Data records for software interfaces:
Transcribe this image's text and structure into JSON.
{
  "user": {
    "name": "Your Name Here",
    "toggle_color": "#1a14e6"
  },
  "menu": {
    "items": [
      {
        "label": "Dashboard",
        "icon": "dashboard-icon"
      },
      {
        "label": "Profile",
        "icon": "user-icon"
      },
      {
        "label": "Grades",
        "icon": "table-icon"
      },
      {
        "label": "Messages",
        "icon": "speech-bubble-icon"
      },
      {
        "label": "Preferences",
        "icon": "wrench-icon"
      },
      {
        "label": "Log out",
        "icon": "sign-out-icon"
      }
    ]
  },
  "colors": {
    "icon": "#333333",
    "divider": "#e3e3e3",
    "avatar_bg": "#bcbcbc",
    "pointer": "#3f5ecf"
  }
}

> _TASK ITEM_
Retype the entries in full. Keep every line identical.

> _SOLUTION TO THIS TASK_
Transcribe this image's text and structure into JSON.
{
  "user": {
    "name": "Your Name Here",
    "toggle_color": "#1a14e6"
  },
  "menu": {
    "items": [
      {
        "label": "Dashboard",
        "icon": "dashboard-icon"
      },
      {
        "label": "Profile",
        "icon": "user-icon"
      },
      {
        "label": "Grades",
        "icon": "table-icon"
      },
      {
        "label": "Messages",
        "icon": "speech-bubble-icon"
      },
      {
        "label": "Preferences",
        "icon": "wrench-icon"
      },
      {
        "label": "Log out",
        "icon": "sign-out-icon"
      }
    ]
  },
  "colors": {
    "icon": "#333333",
    "divider": "#e3e3e3",
    "avatar_bg": "#bcbcbc",
    "pointer": "#3f5ecf"
  }
}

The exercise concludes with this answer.